Work task — Go through the entries below and collect each line with the string "checked" in it.

BEGIN

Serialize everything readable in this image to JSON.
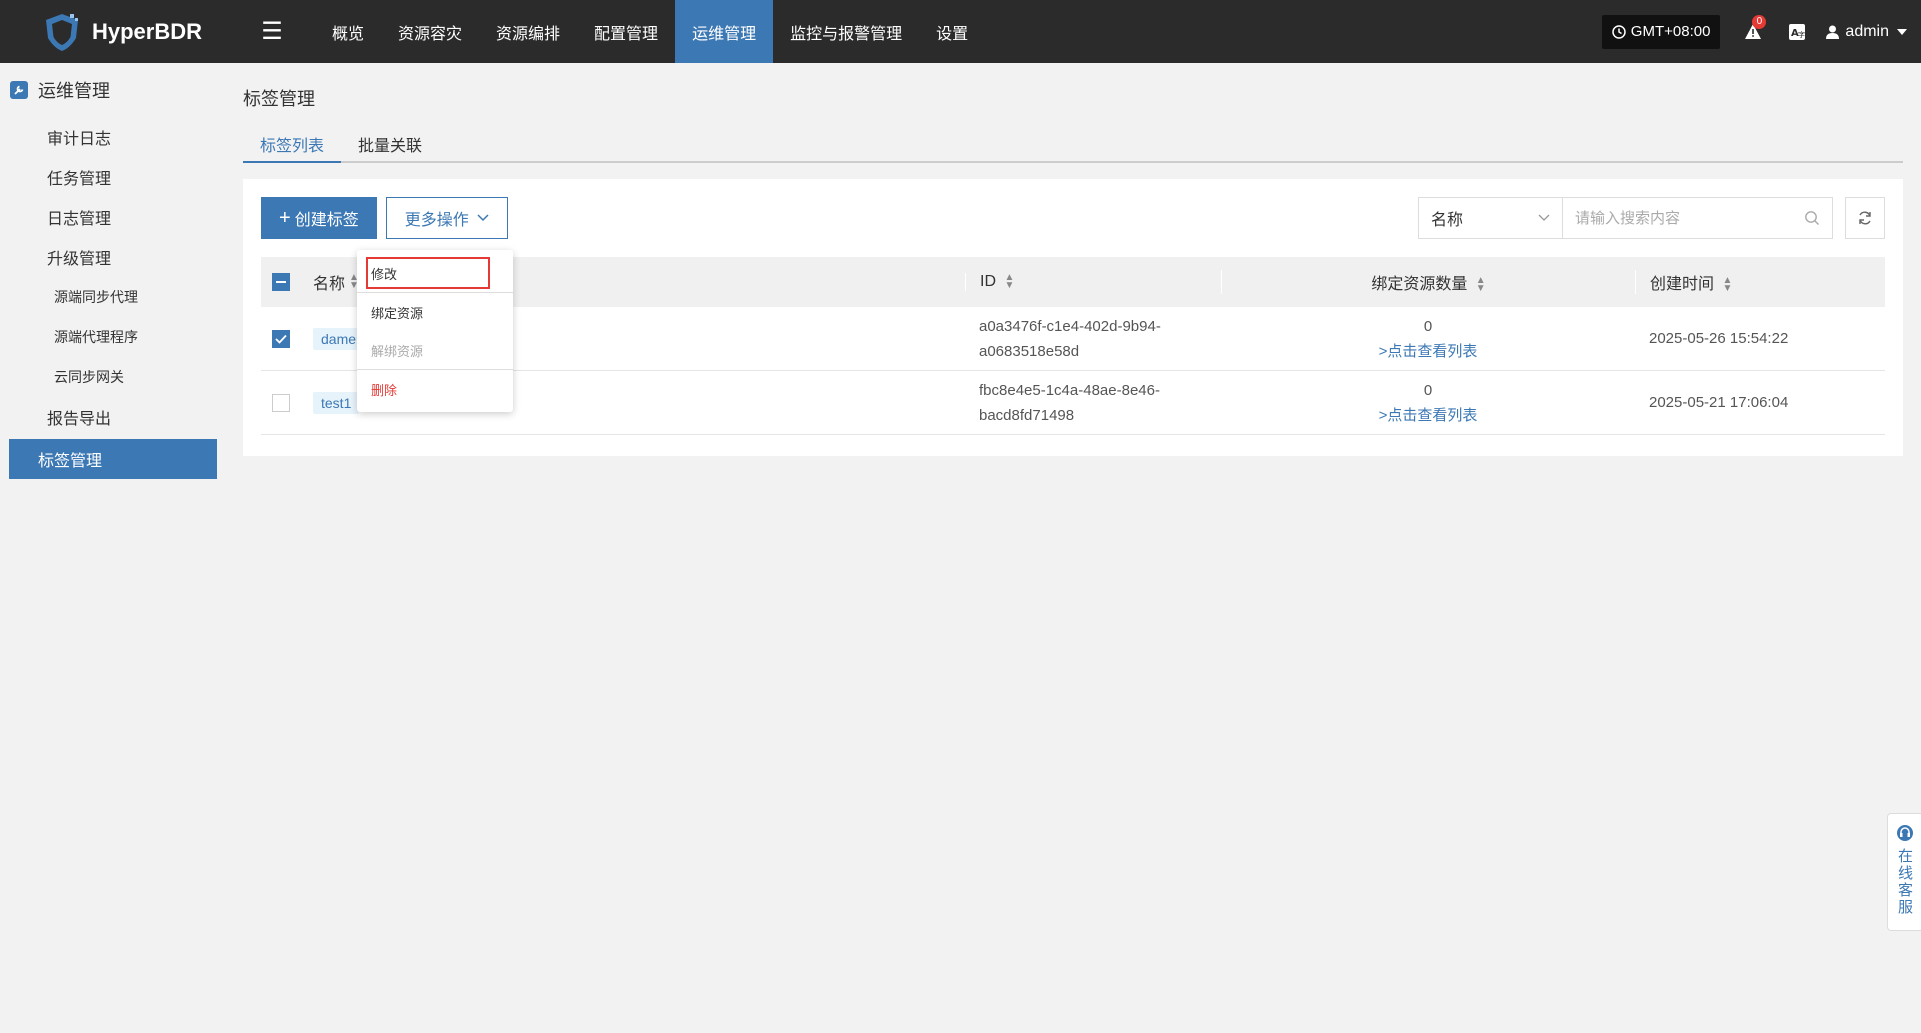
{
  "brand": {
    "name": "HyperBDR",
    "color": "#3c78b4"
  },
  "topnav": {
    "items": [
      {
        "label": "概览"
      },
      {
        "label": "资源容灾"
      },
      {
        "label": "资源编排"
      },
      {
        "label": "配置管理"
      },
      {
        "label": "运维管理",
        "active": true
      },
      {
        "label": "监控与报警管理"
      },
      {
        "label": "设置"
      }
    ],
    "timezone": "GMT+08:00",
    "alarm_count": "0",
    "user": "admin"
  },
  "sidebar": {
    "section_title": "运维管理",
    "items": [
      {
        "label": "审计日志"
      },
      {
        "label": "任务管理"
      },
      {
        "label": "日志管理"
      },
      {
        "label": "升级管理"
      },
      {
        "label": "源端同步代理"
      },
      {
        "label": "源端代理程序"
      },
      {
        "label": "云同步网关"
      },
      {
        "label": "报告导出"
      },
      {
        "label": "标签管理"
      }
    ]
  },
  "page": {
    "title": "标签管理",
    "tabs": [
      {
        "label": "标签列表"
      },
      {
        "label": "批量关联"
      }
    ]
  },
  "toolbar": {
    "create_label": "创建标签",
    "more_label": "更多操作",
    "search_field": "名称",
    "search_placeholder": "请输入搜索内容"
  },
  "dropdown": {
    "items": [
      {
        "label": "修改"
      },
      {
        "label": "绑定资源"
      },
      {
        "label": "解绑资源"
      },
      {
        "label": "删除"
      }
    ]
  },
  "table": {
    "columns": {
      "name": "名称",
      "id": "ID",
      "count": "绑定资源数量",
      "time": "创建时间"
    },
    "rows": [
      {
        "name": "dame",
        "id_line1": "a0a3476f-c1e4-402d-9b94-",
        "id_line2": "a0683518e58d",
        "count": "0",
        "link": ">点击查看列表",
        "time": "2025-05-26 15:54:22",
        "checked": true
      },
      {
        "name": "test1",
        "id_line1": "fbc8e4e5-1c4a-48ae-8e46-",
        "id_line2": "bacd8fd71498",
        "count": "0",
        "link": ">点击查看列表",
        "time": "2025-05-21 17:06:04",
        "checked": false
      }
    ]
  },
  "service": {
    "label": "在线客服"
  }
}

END
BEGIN

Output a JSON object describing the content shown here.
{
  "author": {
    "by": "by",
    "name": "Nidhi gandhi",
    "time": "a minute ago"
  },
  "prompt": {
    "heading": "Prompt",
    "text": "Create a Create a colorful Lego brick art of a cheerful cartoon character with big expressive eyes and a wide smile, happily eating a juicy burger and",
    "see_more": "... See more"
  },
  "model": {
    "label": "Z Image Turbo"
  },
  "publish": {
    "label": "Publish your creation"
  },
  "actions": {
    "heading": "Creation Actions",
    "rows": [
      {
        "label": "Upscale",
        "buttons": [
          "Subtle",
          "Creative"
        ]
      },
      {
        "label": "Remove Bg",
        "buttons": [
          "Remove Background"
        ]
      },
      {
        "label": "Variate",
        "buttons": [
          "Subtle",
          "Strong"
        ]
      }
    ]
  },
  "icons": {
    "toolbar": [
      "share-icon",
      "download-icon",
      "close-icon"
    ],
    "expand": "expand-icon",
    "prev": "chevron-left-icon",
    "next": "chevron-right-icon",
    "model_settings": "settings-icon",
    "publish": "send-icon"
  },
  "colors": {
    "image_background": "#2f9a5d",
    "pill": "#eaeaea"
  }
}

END
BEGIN

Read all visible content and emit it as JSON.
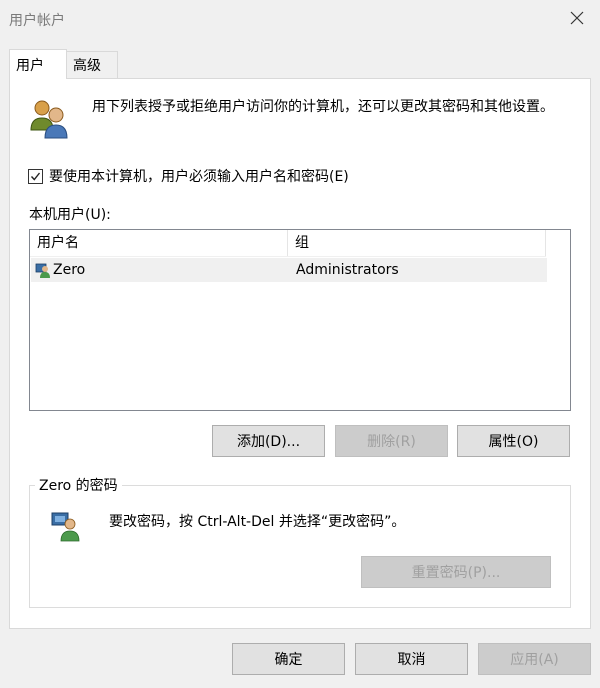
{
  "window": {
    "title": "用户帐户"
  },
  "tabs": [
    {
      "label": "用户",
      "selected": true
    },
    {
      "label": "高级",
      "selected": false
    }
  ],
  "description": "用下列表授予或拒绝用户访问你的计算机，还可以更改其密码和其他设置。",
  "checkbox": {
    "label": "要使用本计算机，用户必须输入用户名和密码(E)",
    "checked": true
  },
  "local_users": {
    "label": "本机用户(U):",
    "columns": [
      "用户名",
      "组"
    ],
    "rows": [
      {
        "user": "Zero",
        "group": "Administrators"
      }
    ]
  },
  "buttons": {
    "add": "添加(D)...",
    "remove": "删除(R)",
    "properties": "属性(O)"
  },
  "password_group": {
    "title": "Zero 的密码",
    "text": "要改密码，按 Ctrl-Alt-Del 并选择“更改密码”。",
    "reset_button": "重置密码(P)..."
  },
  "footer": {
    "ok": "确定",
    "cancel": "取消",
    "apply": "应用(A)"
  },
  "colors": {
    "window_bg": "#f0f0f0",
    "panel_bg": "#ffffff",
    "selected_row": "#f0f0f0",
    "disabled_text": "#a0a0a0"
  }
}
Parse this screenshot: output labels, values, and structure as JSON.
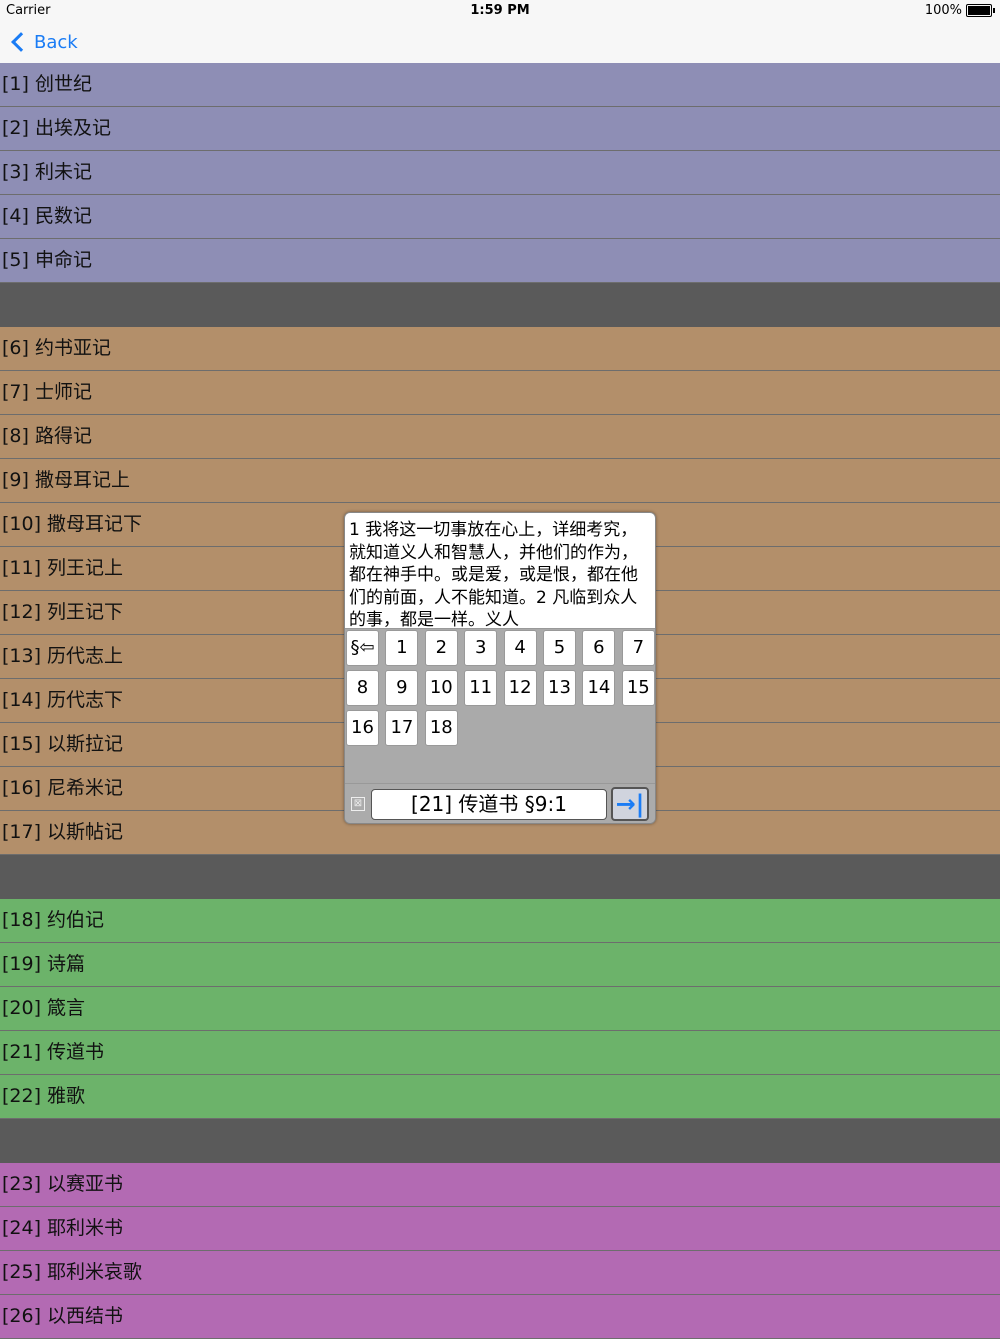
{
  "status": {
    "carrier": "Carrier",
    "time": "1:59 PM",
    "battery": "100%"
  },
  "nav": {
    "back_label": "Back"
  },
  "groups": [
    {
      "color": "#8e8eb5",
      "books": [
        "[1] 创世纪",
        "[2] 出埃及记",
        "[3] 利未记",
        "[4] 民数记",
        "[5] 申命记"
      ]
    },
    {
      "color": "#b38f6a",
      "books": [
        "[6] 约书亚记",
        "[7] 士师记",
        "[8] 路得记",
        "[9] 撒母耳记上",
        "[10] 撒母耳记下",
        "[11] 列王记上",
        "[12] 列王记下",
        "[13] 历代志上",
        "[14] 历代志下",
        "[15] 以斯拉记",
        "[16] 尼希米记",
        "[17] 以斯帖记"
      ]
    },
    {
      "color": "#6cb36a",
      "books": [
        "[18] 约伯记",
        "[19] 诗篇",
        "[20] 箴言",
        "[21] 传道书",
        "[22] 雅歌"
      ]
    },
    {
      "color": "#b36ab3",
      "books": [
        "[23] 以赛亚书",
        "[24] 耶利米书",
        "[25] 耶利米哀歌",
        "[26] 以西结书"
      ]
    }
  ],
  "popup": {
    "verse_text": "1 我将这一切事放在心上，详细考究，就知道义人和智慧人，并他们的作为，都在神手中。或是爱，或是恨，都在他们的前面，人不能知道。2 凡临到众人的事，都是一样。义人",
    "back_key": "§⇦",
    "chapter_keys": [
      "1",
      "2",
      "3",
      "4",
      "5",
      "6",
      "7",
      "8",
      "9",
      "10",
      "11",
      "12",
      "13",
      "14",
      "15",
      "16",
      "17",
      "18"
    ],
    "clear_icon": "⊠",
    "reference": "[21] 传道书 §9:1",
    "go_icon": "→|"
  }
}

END

Solution to the exercise —
        "checked": true
        "checked": false
    "checked": true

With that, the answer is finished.